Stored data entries
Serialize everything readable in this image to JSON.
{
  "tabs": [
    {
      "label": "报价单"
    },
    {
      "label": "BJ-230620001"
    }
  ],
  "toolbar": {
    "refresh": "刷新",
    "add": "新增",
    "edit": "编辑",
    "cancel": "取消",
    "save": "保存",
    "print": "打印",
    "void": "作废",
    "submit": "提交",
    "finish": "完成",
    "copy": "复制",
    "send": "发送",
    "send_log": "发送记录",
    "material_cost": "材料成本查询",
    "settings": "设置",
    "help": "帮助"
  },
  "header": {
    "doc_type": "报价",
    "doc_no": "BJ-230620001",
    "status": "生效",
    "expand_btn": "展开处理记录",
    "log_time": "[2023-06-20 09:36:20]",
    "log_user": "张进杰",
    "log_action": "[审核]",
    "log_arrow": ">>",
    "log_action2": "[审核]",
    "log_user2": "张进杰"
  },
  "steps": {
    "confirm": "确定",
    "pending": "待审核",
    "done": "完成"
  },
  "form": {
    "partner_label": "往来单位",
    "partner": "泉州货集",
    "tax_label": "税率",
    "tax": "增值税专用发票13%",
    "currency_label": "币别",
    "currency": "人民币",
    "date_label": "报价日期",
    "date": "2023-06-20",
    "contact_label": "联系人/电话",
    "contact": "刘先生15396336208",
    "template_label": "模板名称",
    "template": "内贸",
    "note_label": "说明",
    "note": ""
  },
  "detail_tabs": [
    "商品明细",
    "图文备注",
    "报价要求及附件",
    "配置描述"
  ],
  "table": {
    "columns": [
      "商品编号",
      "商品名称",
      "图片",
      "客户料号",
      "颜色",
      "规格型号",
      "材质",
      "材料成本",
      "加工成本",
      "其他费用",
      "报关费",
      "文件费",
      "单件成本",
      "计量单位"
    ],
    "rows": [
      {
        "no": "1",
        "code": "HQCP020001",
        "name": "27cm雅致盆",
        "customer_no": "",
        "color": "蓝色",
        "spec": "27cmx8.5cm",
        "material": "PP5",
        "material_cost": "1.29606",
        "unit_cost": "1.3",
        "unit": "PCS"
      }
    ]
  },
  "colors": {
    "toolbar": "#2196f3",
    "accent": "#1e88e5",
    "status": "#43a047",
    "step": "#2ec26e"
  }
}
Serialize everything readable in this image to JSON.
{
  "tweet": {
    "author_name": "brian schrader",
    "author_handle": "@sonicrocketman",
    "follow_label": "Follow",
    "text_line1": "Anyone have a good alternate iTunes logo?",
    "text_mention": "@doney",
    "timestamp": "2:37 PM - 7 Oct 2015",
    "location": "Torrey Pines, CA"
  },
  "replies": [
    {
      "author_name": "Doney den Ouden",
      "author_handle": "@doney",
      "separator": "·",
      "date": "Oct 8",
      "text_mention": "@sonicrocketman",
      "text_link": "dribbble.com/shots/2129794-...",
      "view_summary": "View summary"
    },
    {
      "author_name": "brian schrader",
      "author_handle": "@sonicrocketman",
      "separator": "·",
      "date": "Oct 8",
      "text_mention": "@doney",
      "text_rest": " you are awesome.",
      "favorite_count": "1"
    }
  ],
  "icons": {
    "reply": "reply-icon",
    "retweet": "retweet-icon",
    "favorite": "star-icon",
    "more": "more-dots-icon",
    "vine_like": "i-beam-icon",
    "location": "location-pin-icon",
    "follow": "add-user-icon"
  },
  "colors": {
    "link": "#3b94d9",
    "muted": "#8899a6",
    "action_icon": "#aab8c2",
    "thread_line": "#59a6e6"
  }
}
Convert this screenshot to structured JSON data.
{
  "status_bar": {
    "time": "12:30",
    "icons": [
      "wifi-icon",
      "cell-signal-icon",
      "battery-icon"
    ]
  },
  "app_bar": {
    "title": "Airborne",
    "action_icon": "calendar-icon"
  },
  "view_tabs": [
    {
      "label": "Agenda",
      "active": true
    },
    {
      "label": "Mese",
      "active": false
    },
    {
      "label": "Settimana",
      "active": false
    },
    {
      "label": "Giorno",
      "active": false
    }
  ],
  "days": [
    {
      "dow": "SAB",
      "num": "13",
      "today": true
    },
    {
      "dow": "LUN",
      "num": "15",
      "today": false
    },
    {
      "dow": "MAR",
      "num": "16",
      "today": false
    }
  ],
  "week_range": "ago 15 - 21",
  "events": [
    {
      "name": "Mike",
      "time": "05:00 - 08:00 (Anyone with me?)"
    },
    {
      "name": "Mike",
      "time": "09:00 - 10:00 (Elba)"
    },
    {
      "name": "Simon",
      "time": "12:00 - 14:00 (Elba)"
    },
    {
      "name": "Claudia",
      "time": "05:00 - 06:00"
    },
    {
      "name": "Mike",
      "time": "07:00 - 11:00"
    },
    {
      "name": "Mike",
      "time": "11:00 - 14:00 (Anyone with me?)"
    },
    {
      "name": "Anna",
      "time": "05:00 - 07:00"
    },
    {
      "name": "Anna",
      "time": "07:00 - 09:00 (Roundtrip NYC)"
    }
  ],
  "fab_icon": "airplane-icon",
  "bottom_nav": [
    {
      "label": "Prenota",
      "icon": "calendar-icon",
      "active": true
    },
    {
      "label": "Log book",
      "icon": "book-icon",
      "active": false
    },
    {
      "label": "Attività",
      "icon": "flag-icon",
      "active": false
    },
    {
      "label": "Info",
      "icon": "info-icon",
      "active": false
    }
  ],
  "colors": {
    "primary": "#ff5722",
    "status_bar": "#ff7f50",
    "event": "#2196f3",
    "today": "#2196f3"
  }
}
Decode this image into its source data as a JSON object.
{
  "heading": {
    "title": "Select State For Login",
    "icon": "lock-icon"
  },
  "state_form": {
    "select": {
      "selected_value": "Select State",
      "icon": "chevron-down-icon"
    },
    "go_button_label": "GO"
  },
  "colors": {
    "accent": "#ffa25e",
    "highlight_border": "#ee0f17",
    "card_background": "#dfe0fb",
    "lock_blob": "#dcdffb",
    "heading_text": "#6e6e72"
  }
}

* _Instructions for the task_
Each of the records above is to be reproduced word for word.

* _Response to the task_
Serialize everything readable in this image to JSON.
{
  "tabs": [
    {
      "label": "报价单"
    },
    {
      "label": "BJ-230620001"
    }
  ],
  "toolbar": {
    "refresh": "刷新",
    "add": "新增",
    "edit": "编辑",
    "cancel": "取消",
    "save": "保存",
    "print": "打印",
    "void": "作废",
    "submit": "提交",
    "finish": "完成",
    "copy": "复制",
    "send": "发送",
    "send_log": "发送记录",
    "material_cost": "材料成本查询",
    "settings": "设置",
    "help": "帮助"
  },
  "header": {
    "doc_type": "报价",
    "doc_no": "BJ-230620001",
    "status": "生效",
    "expand_btn": "展开处理记录",
    "log_time": "[2023-06-20 09:36:20]",
    "log_user": "张进杰",
    "log_action": "[审核]",
    "log_arrow": ">>",
    "log_action2": "[审核]",
    "log_user2": "张进杰"
  },
  "steps": {
    "confirm": "确定",
    "pending": "待审核",
    "done": "完成"
  },
  "form": {
    "partner_label": "往来单位",
    "partner": "泉州货集",
    "tax_label": "税率",
    "tax": "增值税专用发票13%",
    "currency_label": "币别",
    "currency": "人民币",
    "date_label": "报价日期",
    "date": "2023-06-20",
    "contact_label": "联系人/电话",
    "contact": "刘先生15396336208",
    "template_label": "模板名称",
    "template": "内贸",
    "note_label": "说明",
    "note": ""
  },
  "detail_tabs": [
    "商品明细",
    "图文备注",
    "报价要求及附件",
    "配置描述"
  ],
  "table": {
    "columns": [
      "商品编号",
      "商品名称",
      "图片",
      "客户料号",
      "颜色",
      "规格型号",
      "材质",
      "材料成本",
      "加工成本",
      "其他费用",
      "报关费",
      "文件费",
      "单件成本",
      "计量单位"
    ],
    "rows": [
      {
        "no": "1",
        "code": "HQCP020001",
        "name": "27cm雅致盆",
        "customer_no": "",
        "color": "蓝色",
        "spec": "27cmx8.5cm",
        "material": "PP5",
        "material_cost": "1.29606",
        "unit_cost": "1.3",
        "unit": "PCS"
      }
    ]
  },
  "colors": {
    "toolbar": "#2196f3",
    "accent": "#1e88e5",
    "status": "#43a047",
    "step": "#2ec26e"
  }
}
Serialize everything readable in this image to JSON.
{
  "tweet": {
    "author_name": "brian schrader",
    "author_handle": "@sonicrocketman",
    "follow_label": "Follow",
    "text_line1": "Anyone have a good alternate iTunes logo?",
    "text_mention": "@doney",
    "timestamp": "2:37 PM - 7 Oct 2015",
    "location": "Torrey Pines, CA"
  },
  "replies": [
    {
      "author_name": "Doney den Ouden",
      "author_handle": "@doney",
      "separator": "·",
      "date": "Oct 8",
      "text_mention": "@sonicrocketman",
      "text_link": "dribbble.com/shots/2129794-...",
      "view_summary": "View summary"
    },
    {
      "author_name": "brian schrader",
      "author_handle": "@sonicrocketman",
      "separator": "·",
      "date": "Oct 8",
      "text_mention": "@doney",
      "text_rest": " you are awesome.",
      "favorite_count": "1"
    }
  ],
  "icons": {
    "reply": "reply-icon",
    "retweet": "retweet-icon",
    "favorite": "star-icon",
    "more": "more-dots-icon",
    "vine_like": "i-beam-icon",
    "location": "location-pin-icon",
    "follow": "add-user-icon"
  },
  "colors": {
    "link": "#3b94d9",
    "muted": "#8899a6",
    "action_icon": "#aab8c2",
    "thread_line": "#59a6e6"
  }
}
Convert this screenshot to structured JSON data.
{
  "status_bar": {
    "time": "12:30",
    "icons": [
      "wifi-icon",
      "cell-signal-icon",
      "battery-icon"
    ]
  },
  "app_bar": {
    "title": "Airborne",
    "action_icon": "calendar-icon"
  },
  "view_tabs": [
    {
      "label": "Agenda",
      "active": true
    },
    {
      "label": "Mese",
      "active": false
    },
    {
      "label": "Settimana",
      "active": false
    },
    {
      "label": "Giorno",
      "active": false
    }
  ],
  "days": [
    {
      "dow": "SAB",
      "num": "13",
      "today": true
    },
    {
      "dow": "LUN",
      "num": "15",
      "today": false
    },
    {
      "dow": "MAR",
      "num": "16",
      "today": false
    }
  ],
  "week_range": "ago 15 - 21",
  "events": [
    {
      "name": "Mike",
      "time": "05:00 - 08:00 (Anyone with me?)"
    },
    {
      "name": "Mike",
      "time": "09:00 - 10:00 (Elba)"
    },
    {
      "name": "Simon",
      "time": "12:00 - 14:00 (Elba)"
    },
    {
      "name": "Claudia",
      "time": "05:00 - 06:00"
    },
    {
      "name": "Mike",
      "time": "07:00 - 11:00"
    },
    {
      "name": "Mike",
      "time": "11:00 - 14:00 (Anyone with me?)"
    },
    {
      "name": "Anna",
      "time": "05:00 - 07:00"
    },
    {
      "name": "Anna",
      "time": "07:00 - 09:00 (Roundtrip NYC)"
    }
  ],
  "fab_icon": "airplane-icon",
  "bottom_nav": [
    {
      "label": "Prenota",
      "icon": "calendar-icon",
      "active": true
    },
    {
      "label": "Log book",
      "icon": "book-icon",
      "active": false
    },
    {
      "label": "Attività",
      "icon": "flag-icon",
      "active": false
    },
    {
      "label": "Info",
      "icon": "info-icon",
      "active": false
    }
  ],
  "colors": {
    "primary": "#ff5722",
    "status_bar": "#ff7f50",
    "event": "#2196f3",
    "today": "#2196f3"
  }
}
Decode this image into its source data as a JSON object.
{
  "heading": {
    "title": "Select State For Login",
    "icon": "lock-icon"
  },
  "state_form": {
    "select": {
      "selected_value": "Select State",
      "icon": "chevron-down-icon"
    },
    "go_button_label": "GO"
  },
  "colors": {
    "accent": "#ffa25e",
    "highlight_border": "#ee0f17",
    "card_background": "#dfe0fb",
    "lock_blob": "#dcdffb",
    "heading_text": "#6e6e72"
  }
}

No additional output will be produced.